Now every six weeks or so I stop and embrace the changes I see around me. The candlelit dinner of Winter Solstice (Yule) to the frolic of Summer Solstice (Litha) brings me from the darkest of winter, through the bitter cold, and back to the warmth and sunshine and growth. The eight sabbats of the year ground me. They connect me to nature in a way that refreshes me, gives me energy, and heals me in a way that atheism alone could not. And through those eight markers in the year, I thoughtfully notice the seasons rather than rush through them mindlessly.
I really needed to fill that hole. And I found the fill with Atheopaganism, a non-theistic pagan practice.
Over the last several years, I’ve missed Mabon. The autumnal equinox screamed right past me as I was finishing up the duties of summer and looking forward to the end of October. This year I decided things were going to be different.
And they were. On Mabon I enacted my very first pagan ritual. And for me this was huge. Although I’ve embraced other aspects of Atheopagan practice wholeheartedly, I was lax about ritual.
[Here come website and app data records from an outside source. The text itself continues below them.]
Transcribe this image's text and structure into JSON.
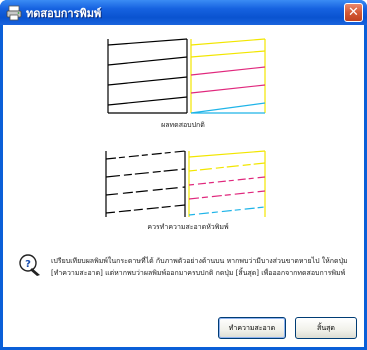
{
  "window": {
    "title": "ทดสอบการพิมพ์",
    "close_glyph": "✕"
  },
  "patterns": {
    "normal_caption": "ผลทดสอบปกติ",
    "clean_caption": "ควรทำความสะอาดหัวพิมพ์"
  },
  "message": {
    "text": "เปรียบเทียบผลพิมพ์ในกระดาษที่ได้ กับภาพตัวอย่างด้านบน หากพบว่ามีบางส่วนขาดหายไป ให้กดปุ่ม [ทำความสะอาด] แต่หากพบว่าผลพิมพ์ออกมาครบปกติ กดปุ่ม [สิ้นสุด] เพื่อออกจากทดสอบการพิมพ์"
  },
  "buttons": {
    "clean_label": "ทำความสะอาด",
    "finish_label": "สิ้นสุด"
  },
  "colors": {
    "black": "#000000",
    "yellow": "#f2e600",
    "magenta": "#e0287d",
    "cyan": "#1fb4e8",
    "title_blue": "#0a53d0",
    "close_red": "#c0421f"
  }
}
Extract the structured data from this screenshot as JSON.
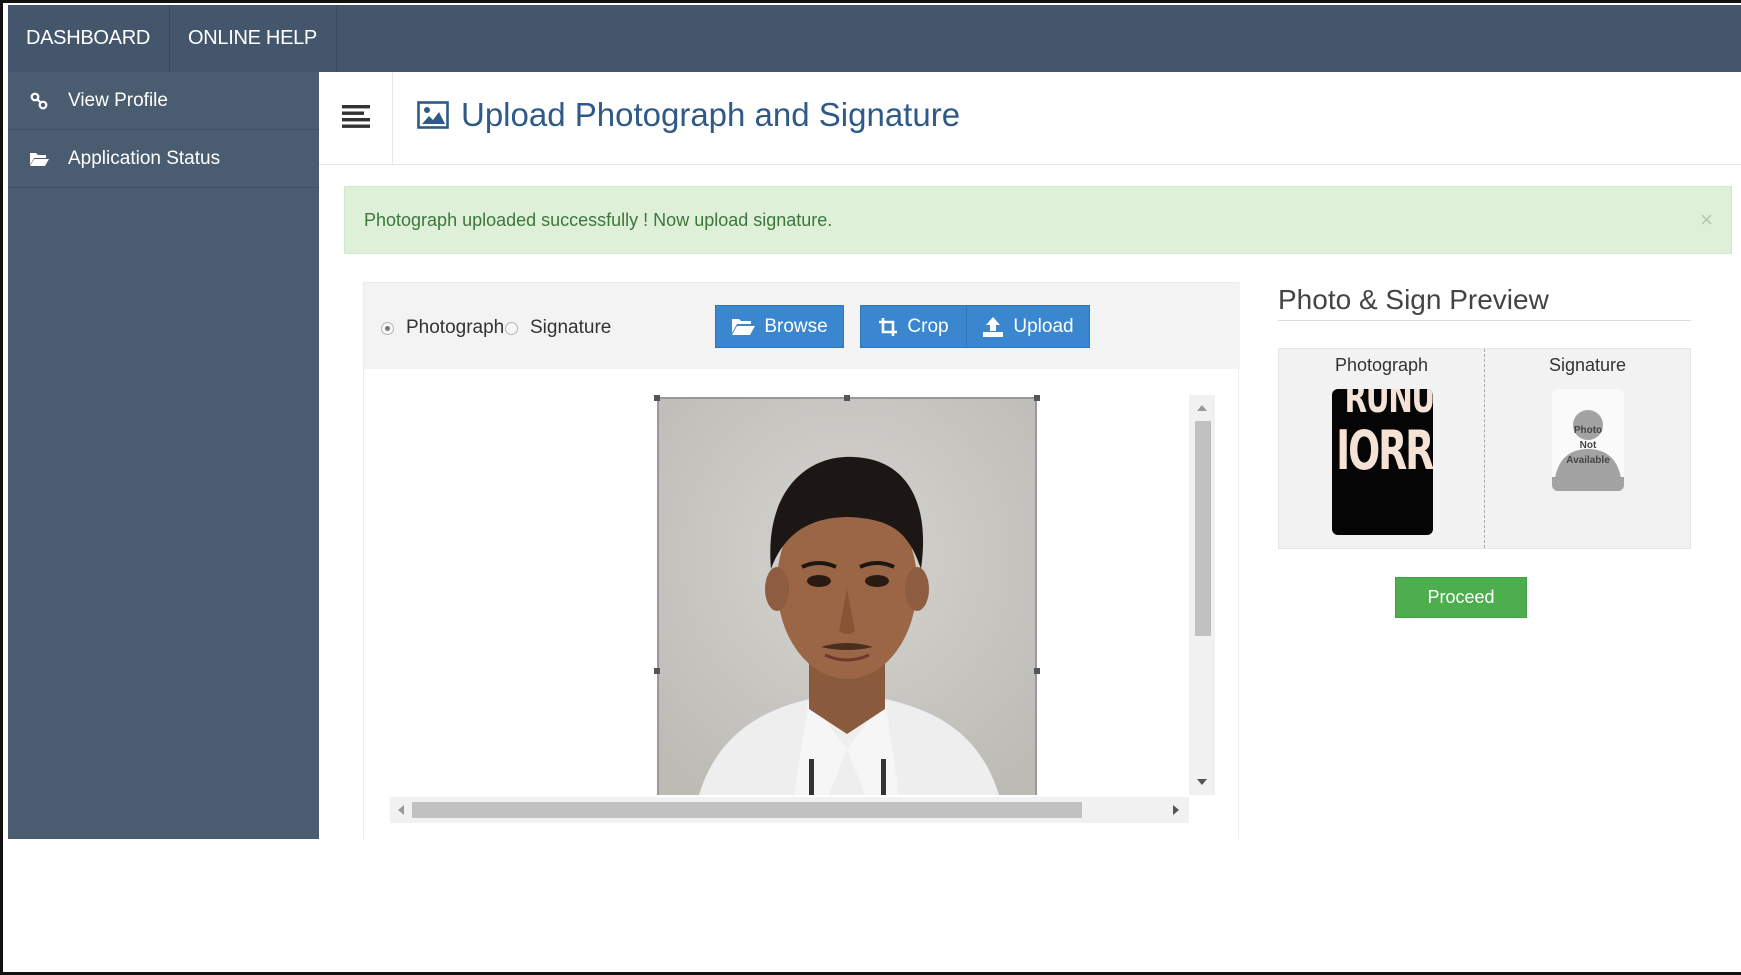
{
  "topnav": {
    "dashboard": "DASHBOARD",
    "online_help": "ONLINE HELP"
  },
  "sidebar": {
    "items": [
      {
        "label": "View Profile",
        "icon": "link-icon"
      },
      {
        "label": "Application Status",
        "icon": "folder-open-icon"
      }
    ]
  },
  "header": {
    "title": "Upload Photograph and Signature",
    "icon": "image-icon"
  },
  "alert": {
    "message": "Photograph uploaded successfully ! Now upload signature.",
    "close": "×"
  },
  "uploader": {
    "radio_photograph": "Photograph",
    "radio_signature": "Signature",
    "selected": "Photograph",
    "browse_label": "Browse",
    "crop_label": "Crop",
    "upload_label": "Upload"
  },
  "preview": {
    "title": "Photo & Sign Preview",
    "photo_label": "Photograph",
    "sign_label": "Signature",
    "photo_thumb_text_1": "RUNU",
    "photo_thumb_text_2": "IORRO",
    "sign_placeholder_1": "Photo",
    "sign_placeholder_2": "Not",
    "sign_placeholder_3": "Available"
  },
  "actions": {
    "proceed_label": "Proceed"
  },
  "colors": {
    "nav_bg": "#44566b",
    "sidebar_bg": "#4a5c6f",
    "primary": "#3a87d0",
    "success": "#4cae4c",
    "alert_bg": "#dff0d8",
    "title": "#2f5a88"
  }
}
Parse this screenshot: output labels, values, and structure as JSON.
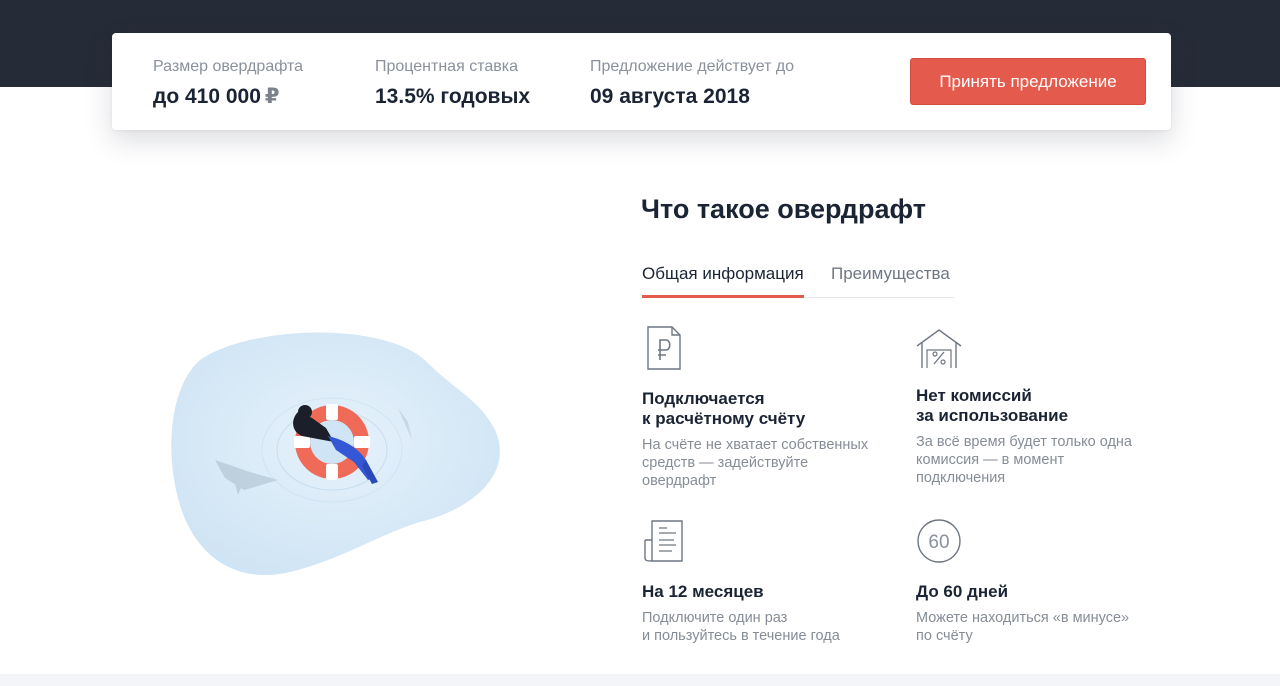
{
  "offer": {
    "overdraft_label": "Размер овердрафта",
    "overdraft_value": "до 410 000",
    "currency_symbol": "₽",
    "rate_label": "Процентная ставка",
    "rate_value": "13.5% годовых",
    "valid_label": "Предложение действует до",
    "valid_value": "09 августа 2018",
    "accept_button": "Принять предложение"
  },
  "section": {
    "title": "Что такое овердрафт",
    "tabs": [
      {
        "label": "Общая информация",
        "active": true
      },
      {
        "label": "Преимущества",
        "active": false
      }
    ]
  },
  "features": [
    {
      "icon": "ruble-document-icon",
      "title_lines": [
        "Подключается",
        "к расчётному счёту"
      ],
      "desc_lines": [
        "На счёте не хватает собственных",
        "средств — задействуйте",
        "овердрафт"
      ]
    },
    {
      "icon": "house-percent-icon",
      "title_lines": [
        "Нет комиссий",
        "за использование"
      ],
      "desc_lines": [
        "За всё время будет только одна",
        "комиссия — в момент",
        "подключения"
      ]
    },
    {
      "icon": "document-icon",
      "title_lines": [
        "На 12 месяцев"
      ],
      "desc_lines": [
        "Подключите один раз",
        "и пользуйтесь в течение года"
      ]
    },
    {
      "icon": "sixty-circle-icon",
      "icon_text": "60",
      "title_lines": [
        "До 60 дней"
      ],
      "desc_lines": [
        "Можете находиться «в минусе»",
        "по счёту"
      ]
    }
  ],
  "colors": {
    "accent": "#e45a4c",
    "header_bg": "#262c37",
    "text_dark": "#1b2434",
    "text_muted": "#868d96"
  }
}
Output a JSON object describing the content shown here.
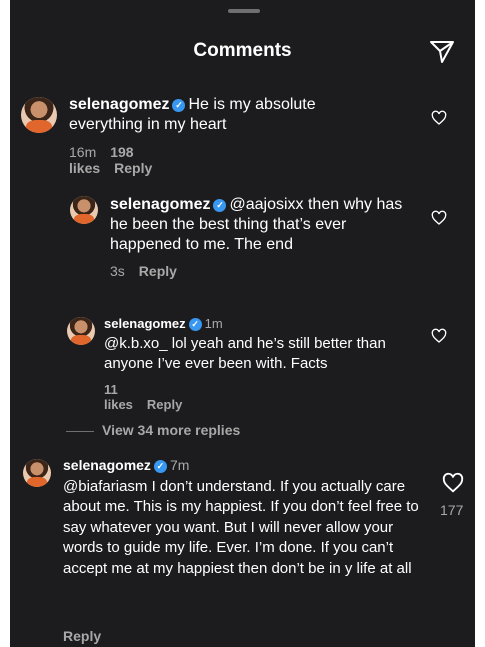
{
  "header": {
    "title": "Comments"
  },
  "comments": [
    {
      "username": "selenagomez",
      "text": "He is my absolute everything in my heart",
      "time": "16m",
      "likes": "198 likes",
      "reply": "Reply"
    },
    {
      "username": "selenagomez",
      "text": "@aajosixx then why has he been the best thing that’s ever happened to me. The end",
      "time": "3s",
      "reply": "Reply"
    },
    {
      "username": "selenagomez",
      "time": "1m",
      "text": "@k.b.xo_ lol yeah and he’s still better than anyone I’ve ever been with. Facts",
      "likes": "11 likes",
      "reply": "Reply"
    },
    {
      "username": "selenagomez",
      "time": "7m",
      "text": "@biafariasm I don’t understand. If you actually care about me. This is my happiest. If you don’t feel free to say whatever you want. But I will never allow your words to guide my life. Ever. I’m done. If you can’t accept me at my happiest then don’t be in y life at all",
      "like_count": "177",
      "reply": "Reply"
    }
  ],
  "view_more": "View 34 more replies",
  "icons": {
    "share": "paper-plane-icon",
    "heart": "heart-icon",
    "verified": "verified-badge-icon"
  },
  "colors": {
    "background": "#1c1c1e",
    "muted": "#a8a8a8",
    "verified": "#3897f0"
  }
}
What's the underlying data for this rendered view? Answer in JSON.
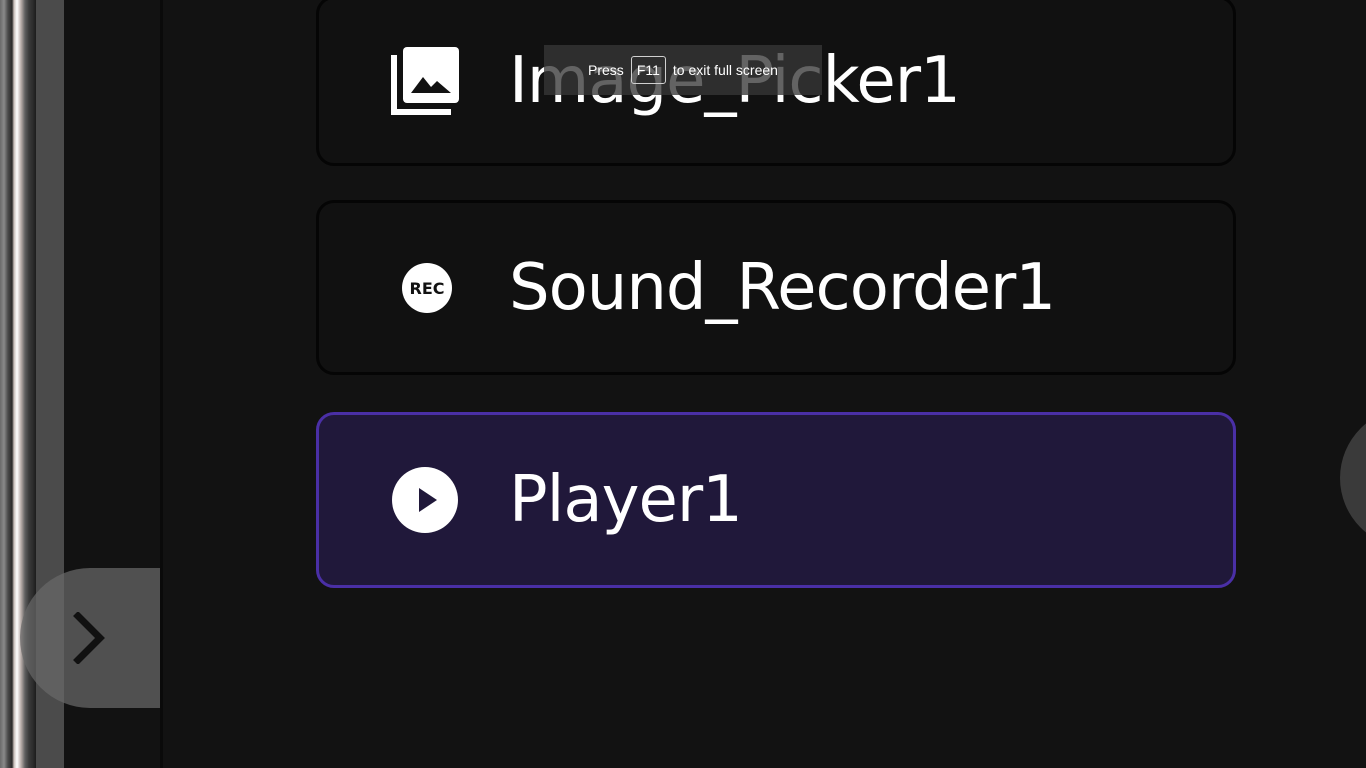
{
  "components": [
    {
      "label": "Image_Picker1",
      "icon": "image-gallery-icon",
      "selected": false
    },
    {
      "label": "Sound_Recorder1",
      "icon": "rec-icon",
      "selected": false,
      "icon_text": "REC"
    },
    {
      "label": "Player1",
      "icon": "play-circle-icon",
      "selected": true
    }
  ],
  "fullscreen_notice": {
    "press": "Press",
    "key": "F11",
    "suffix": "to exit full screen"
  },
  "drawer_toggle": {
    "icon": "chevron-right-icon"
  },
  "colors": {
    "background": "#121212",
    "card": "#111111",
    "selected_card": "#20183a",
    "selected_border": "#4a2fa6",
    "text": "#ffffff"
  }
}
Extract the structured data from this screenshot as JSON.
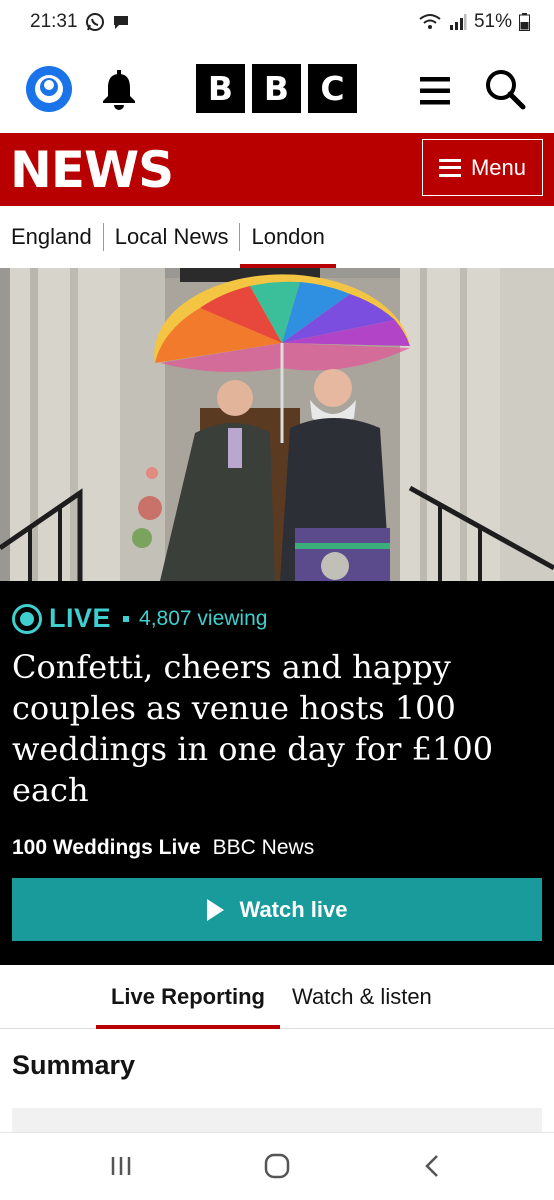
{
  "status_bar": {
    "time": "21:31",
    "battery": "51%"
  },
  "header": {
    "bbc_letters": [
      "B",
      "B",
      "C"
    ]
  },
  "news_bar": {
    "title": "NEWS",
    "menu_label": "Menu"
  },
  "breadcrumb": {
    "items": [
      "England",
      "Local News",
      "London"
    ],
    "active_index": 2
  },
  "live": {
    "label": "LIVE",
    "viewing": "4,807 viewing",
    "headline": "Confetti, cheers and happy couples as venue hosts 100 weddings in one day for £100 each",
    "programme": "100 Weddings Live",
    "source": "BBC News",
    "watch_label": "Watch live"
  },
  "tabs": {
    "live_reporting": "Live Reporting",
    "watch_listen": "Watch & listen"
  },
  "summary": {
    "heading": "Summary"
  },
  "colors": {
    "bbc_red": "#b80000",
    "live_teal": "#3fcfcf",
    "watch_button": "#1a9b9b"
  },
  "icons": [
    "whatsapp-icon",
    "chat-icon",
    "wifi-icon",
    "signal-icon",
    "battery-icon",
    "account-icon",
    "bell-icon",
    "hamburger-icon",
    "search-icon",
    "play-icon",
    "recents-icon",
    "home-icon",
    "back-icon"
  ]
}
My only ritual centered around my morning cup of tea. While that’s a good place to start, I knew I was missing out on a lot.
Extreme introversion and sometimes crippling anxiety meant that I didn’t feel comfortable creating a ritual with anyone else. The very thought sends me into breathing exercises — slow… in… out… breathe… out. There. That’s better.
This left me. Alone. And while I know that many solo practitioners exist, I felt silly. Overwhelmed. Uneducated. All the questionable adjectives visited my brain whenever I tried to think through creating a ritual just for me.
This year, as I was reading about Mabon, I came across a solo ritual that really spoke to me. It was about releasing sorrow and fears over a cup of tea. As I read it over, I realized that I would have to modify it a bit since it was not written from an atheistic pagan perspective. But I was determined to give this a try. It was time.
In the dark of the eve of Mabon, I sat down with my hot tea. I had my battery operated tea lights. (Remember the anxiety? No live candles.) I skipped over some parts, like the room cleansing. Instead of lighting a stick, I spent a few minutes in meditation to clear the room, and in turn, my mind.
Then I lit my candles and I worked through the ritual. I was able to release both sorrow and fear. When it was over I felt cleansed. Accomplished. Whole. And I found that it was fun.
Now I understand why pagans are so interested in ritual. In time I want to write my own, tailored to Atheopagan practice. In the meantime, however, I will happily follow in the footsteps of those who have gone before, and change as I need.
Yes, this was definitely a memorable Mabon.